From Goodreads: In 1914 Jim and Charlie abandon the Australian outback for the excitement and adventure of the war to end all wars. But in the Light Horse they quickly discover the brutal realities of life on the frontline. And nothing will ever be the same again.
Featuring stunning charcoal sketches by Brian
Simmonds alongside primary source documents and historical photos, Light
Horse Boy goes behind the scenes of the great ANZAC legends for an
intimate look at their experience of World War I.
Thoughts: I love my Kindle, but books like this are why we need to keep hard copy as well. A book like this would just not work in an electronic format. This is beautiful. It's well written, well researched and just all round charming. It follows the story of Jim and his horse Breaker as they fight in the Great War - World War I. It starts with Jim joining up as a 17 year old (lying about his age) and follows him through to the end. The story is told through traditional third person narration and letters between Jim and his sister Alice back in Australia. Wolfer skilful story telling shows younger readers how many of those who joined up saw it as a big adventure and how they came to realise it was actually a terrible, horrible experience. In the lead up to Anzac Day, this book would be an excellent resource in any classroom to facilitate discussion and reflection.
I read most of this book sitting on a beach, surrounded by sand in the hot Australian sun. It made me pause to think as I read the descriptions of the Egyptian sand and sun and how something I was enjoying so much could also be so harsh and hard.
I read this as part of my yearly challenge to read the Children's Book Council of Australia Younger Readers Book of the Year awards.

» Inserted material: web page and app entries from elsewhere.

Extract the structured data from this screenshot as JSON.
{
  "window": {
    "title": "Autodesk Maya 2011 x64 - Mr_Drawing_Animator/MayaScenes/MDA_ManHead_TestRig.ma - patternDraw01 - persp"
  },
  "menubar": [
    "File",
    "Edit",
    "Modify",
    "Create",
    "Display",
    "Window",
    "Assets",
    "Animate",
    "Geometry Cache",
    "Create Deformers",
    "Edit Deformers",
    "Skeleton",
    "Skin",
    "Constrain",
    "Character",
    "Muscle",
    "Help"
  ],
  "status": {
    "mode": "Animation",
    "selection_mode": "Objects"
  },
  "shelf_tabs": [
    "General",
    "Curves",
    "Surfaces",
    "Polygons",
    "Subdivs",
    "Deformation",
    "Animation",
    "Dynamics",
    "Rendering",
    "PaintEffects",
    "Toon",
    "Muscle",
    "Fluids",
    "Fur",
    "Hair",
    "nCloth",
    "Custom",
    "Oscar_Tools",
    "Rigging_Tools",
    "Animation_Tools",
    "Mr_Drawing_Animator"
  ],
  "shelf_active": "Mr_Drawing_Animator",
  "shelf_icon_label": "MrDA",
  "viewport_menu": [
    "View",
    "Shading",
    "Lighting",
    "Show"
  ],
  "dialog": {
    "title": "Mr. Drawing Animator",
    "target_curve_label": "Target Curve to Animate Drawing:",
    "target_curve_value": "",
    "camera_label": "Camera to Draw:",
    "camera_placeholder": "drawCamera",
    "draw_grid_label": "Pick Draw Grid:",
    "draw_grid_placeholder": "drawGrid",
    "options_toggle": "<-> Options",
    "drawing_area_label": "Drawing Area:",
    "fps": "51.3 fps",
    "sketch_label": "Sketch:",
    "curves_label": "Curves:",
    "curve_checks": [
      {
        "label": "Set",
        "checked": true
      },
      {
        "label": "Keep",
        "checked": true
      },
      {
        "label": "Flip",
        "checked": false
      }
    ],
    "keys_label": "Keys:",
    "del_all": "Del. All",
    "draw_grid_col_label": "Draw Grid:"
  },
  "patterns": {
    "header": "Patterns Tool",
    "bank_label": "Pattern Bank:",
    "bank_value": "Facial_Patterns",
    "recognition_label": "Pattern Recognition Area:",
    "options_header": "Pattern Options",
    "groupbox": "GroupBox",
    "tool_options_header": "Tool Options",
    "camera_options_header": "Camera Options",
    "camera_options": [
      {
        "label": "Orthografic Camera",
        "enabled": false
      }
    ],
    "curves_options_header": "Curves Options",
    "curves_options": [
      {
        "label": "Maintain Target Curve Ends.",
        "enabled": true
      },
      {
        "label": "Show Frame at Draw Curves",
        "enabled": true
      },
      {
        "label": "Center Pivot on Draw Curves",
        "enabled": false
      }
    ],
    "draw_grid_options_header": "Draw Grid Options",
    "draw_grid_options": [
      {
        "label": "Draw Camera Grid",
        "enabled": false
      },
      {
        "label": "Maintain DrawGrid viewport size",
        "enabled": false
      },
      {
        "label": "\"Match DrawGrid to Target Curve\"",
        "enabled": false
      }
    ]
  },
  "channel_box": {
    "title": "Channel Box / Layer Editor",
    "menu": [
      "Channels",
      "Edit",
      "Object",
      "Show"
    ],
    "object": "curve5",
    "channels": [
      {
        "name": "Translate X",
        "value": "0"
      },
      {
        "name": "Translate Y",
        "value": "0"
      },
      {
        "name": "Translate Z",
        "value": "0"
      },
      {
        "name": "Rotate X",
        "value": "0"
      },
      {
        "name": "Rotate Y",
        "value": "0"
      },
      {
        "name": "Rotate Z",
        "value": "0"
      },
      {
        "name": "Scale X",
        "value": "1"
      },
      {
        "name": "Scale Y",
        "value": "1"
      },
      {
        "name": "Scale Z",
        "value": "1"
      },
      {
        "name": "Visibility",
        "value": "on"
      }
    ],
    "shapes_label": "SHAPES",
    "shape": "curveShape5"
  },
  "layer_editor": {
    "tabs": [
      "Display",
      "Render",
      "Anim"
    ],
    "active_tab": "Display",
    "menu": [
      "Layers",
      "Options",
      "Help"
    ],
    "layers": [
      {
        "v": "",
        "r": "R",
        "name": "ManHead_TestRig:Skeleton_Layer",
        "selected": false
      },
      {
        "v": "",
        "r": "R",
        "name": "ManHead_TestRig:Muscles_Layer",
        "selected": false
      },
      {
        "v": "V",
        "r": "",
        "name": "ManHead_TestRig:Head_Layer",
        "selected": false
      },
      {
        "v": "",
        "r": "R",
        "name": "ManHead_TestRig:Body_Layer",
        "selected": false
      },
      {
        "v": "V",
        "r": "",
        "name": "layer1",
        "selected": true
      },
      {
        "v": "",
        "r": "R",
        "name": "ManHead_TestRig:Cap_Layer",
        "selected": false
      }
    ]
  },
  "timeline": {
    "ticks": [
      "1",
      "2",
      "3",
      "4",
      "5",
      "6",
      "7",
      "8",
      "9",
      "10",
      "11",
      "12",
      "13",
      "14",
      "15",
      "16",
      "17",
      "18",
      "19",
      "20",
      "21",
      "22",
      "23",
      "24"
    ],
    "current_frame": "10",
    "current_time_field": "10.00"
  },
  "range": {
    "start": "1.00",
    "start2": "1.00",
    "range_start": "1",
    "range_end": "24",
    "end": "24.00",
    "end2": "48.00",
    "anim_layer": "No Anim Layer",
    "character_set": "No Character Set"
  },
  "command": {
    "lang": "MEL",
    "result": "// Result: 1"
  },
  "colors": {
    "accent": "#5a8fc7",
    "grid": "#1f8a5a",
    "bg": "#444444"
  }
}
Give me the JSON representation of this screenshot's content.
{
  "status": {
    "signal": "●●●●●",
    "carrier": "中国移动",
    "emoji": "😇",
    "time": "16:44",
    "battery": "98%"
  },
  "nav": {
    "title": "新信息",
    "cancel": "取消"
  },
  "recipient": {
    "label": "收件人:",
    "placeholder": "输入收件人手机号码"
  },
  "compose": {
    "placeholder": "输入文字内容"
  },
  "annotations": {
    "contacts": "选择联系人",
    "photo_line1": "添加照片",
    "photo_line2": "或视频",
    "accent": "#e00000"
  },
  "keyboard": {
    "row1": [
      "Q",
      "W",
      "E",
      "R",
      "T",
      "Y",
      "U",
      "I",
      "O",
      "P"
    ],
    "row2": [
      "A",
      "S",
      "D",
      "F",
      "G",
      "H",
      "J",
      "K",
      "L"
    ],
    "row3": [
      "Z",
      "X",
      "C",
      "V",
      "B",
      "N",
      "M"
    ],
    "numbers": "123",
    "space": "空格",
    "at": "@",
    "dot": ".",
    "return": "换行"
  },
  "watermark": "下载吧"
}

It's the first I have read in this category and it's was a great start.